[[ Data for this task open ]]

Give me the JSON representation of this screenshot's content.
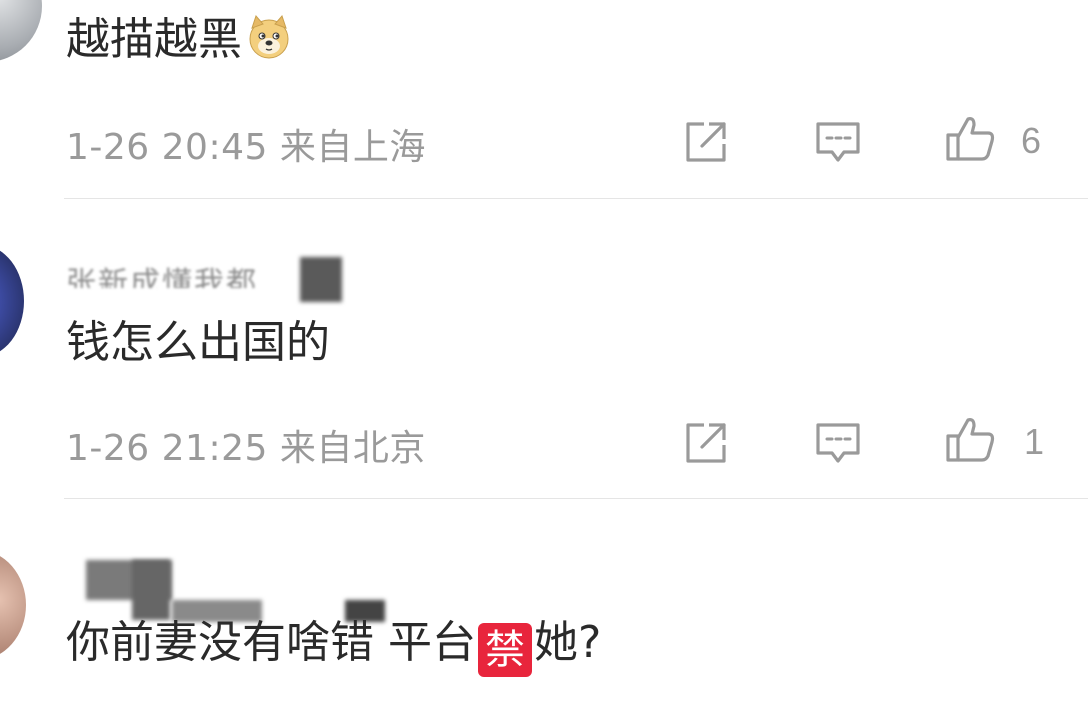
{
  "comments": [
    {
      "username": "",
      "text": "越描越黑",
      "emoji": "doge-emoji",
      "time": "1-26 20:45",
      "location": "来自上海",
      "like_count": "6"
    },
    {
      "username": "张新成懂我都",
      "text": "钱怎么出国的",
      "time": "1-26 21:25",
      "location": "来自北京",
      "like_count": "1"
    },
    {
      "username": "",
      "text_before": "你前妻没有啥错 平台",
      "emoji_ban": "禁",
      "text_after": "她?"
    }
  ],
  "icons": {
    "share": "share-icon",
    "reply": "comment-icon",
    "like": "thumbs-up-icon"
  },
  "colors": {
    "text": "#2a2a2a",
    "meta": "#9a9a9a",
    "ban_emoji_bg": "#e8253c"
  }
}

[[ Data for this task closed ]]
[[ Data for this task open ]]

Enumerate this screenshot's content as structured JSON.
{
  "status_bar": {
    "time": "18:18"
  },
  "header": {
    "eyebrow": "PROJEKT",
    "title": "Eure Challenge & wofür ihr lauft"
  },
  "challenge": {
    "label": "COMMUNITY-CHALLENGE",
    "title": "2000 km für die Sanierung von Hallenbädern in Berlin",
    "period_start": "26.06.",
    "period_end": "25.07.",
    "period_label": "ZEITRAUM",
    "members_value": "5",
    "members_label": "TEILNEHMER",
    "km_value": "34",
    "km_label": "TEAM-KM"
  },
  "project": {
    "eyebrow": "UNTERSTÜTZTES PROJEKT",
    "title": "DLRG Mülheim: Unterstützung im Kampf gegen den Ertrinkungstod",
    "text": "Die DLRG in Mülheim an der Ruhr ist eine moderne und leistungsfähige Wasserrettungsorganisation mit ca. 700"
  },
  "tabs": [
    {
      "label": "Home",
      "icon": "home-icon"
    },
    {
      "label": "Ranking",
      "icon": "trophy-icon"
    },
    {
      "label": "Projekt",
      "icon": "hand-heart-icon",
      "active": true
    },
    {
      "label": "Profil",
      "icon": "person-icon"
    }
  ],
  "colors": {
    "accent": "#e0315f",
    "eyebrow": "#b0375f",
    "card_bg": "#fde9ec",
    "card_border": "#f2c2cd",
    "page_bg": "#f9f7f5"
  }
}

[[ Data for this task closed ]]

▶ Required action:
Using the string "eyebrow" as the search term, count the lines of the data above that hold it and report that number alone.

▶ Expected answer:
3